As one would expect of any official soundtrack, each composition represents a distinctive chapter of the actual game. Early songs like “Son of Fjord” make full use of the near-mythic, ethereal qualities inherent to Nordic folk — long ambient passages and rhythmic drumbeats induce the imagination towards the imagery most often associated with the culture: epic battles, warrior sky gods, and Viking warships cutting through the seas. Shamanic vocalization adds a human element that both grounds the music but also gives it reverence, as though the piece is part of a greater ritual in and of itself. This builds out with “Asgard — Hall of the Aesir,” a song which more directly evokes the Old Gods, the vocals this time serving the opposite purpose in reaching for something greater than human as if acting in a blót-sacrament.
These shifts in focus are indicative of what The Raven’s Saga soundtrack aspires to achieve, approaching the Nordic folk sound through a variety of directions to greater capture the wider world upon which it is based. Though short in duration, The Ravens Saga release serves perfectly to both provoke and challenge the listener’s imagination — surely immersing gamers in Nordic folk tradition whilst providing a robust enough variation that such exploration does not become repetitive. Whilst an exploration of the meeting of the worlds between Medieval English and Nordic folk provides a fascinating “what if”, there is no denying the release itself effectively captures the essence of a zeitgeist movement modern pop culture just can’t get enough of. And by the looks of the upcoming Valhalla game, it is entirely clear the soundtrack is the more authentic component of the two, which also manages to keep “Hollywodization” at bay — unlike the game itself. Although I won’t go into detail, I have to concur Assassin’s Creed Valhalla does not appear to be particularly well-researched nor historically accurate — a surprising and risky deviation for Ubisoft’s flagship series.

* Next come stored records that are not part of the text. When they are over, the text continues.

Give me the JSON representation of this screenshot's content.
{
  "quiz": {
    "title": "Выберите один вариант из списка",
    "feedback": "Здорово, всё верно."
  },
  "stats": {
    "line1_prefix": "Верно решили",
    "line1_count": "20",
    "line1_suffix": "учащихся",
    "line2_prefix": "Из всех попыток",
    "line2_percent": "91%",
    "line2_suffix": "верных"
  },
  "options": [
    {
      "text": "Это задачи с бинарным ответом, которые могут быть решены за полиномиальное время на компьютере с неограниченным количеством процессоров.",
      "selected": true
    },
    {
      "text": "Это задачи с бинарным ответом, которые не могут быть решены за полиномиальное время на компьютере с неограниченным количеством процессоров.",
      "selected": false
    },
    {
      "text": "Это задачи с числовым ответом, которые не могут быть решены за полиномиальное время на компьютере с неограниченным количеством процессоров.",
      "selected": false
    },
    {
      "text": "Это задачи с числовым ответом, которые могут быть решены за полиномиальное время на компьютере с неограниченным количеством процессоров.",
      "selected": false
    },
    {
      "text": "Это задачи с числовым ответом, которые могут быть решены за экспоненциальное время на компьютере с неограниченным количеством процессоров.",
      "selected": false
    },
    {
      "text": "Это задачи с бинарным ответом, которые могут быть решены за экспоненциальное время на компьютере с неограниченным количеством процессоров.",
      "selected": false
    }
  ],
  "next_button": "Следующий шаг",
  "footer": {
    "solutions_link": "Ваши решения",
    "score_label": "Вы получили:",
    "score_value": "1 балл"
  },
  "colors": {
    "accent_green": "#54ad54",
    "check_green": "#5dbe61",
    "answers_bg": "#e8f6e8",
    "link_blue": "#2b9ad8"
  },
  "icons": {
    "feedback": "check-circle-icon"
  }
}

Assassin’s Creed Valhalla: The Ravens Saga (Original Soundtrack) is out now by Lakeshore Records.